California is like being manager of a cemetery: there are many people under
you, but no one is listening. I listen to them.
And let's not forget what he tweeted about that interview:
"I very much enjoyed my time chatting with the NY Times recently. Check it
This guy is worth some serious analysis; see also his 9/30 tweet: For a comprehensive explanation of our fee increase proposal, please read my piece in the Chronicle of Higher Education: http://bit.ly/mzCl2
I'm not a subscriber to the Chronicle, thus cannot get the full text online. Could a subscriber copy-paste the full text into an email to this list?
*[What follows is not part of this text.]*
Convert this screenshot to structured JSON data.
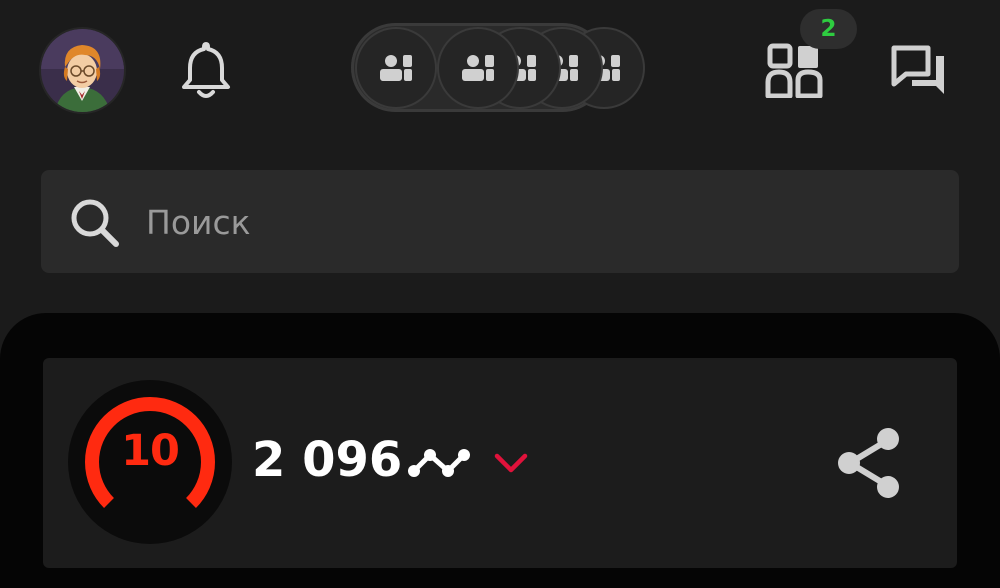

Finally, I'm absolutely with Song-i on the use of email: I hope they do take us seriously enough to listen in, and I can't imagine that they're stupid enough to try to use our discussion for legal action. Unless of course we start discussing violent tactics or strictly illegal stuff, as opposed to civil disobedience. As long as there are enough of us who show that we are fearless against their intimidation. In any case, even jumping through hoops to use private email addresses or restricted blogs is too likely to leak that we could rely on privacy.
However, we should be aware that anything we do is not likely to "surprise" them. Some minion of the regents is surely giving them reports about what we are discussing. (They'll be prepared on Nov 18 at UCLA, you can be sure.)
Dear Savers, I finally got to watch the podcast all the way through and want to add my voice to the chorus of gratitude for being part of this brilliant and committed group of people. Everyone was so amazing. I was so moved when Sharon said she would rather find something else to do than watch all this being dismantled--it's the first time I've heard anyone explain we might have reasons for leaving that wouldn't simply be about our salaries and research support. I agree with Constance that watching the sign crossing the room was a fabulous touch. And the students! I just don't see how the Commission reps could have left that session in anything other than disarray.
For reasons such as those articulated just below in my note to Chris and Sharon, I think we have to create our own alternative Commission on the Future. And we also have to ponder how we will communicate and execute our refusal to cooperate with findings that deviate from the Master Plan. This means once again energizing the Senate (Bob and I are meeting Joel tomorrow morning), and also thinking about whether and how we can develop strategies of resistance within the Administration and the alums. One crucial piece is, again, that Committee report about private funding not being a feasible replacement--does anyone remember where that got said? Was it in the Divisional Senate meeting, maybe even part of Joel's report?
I'll start a Future "group" on our ning and we'll see if that can gather energy.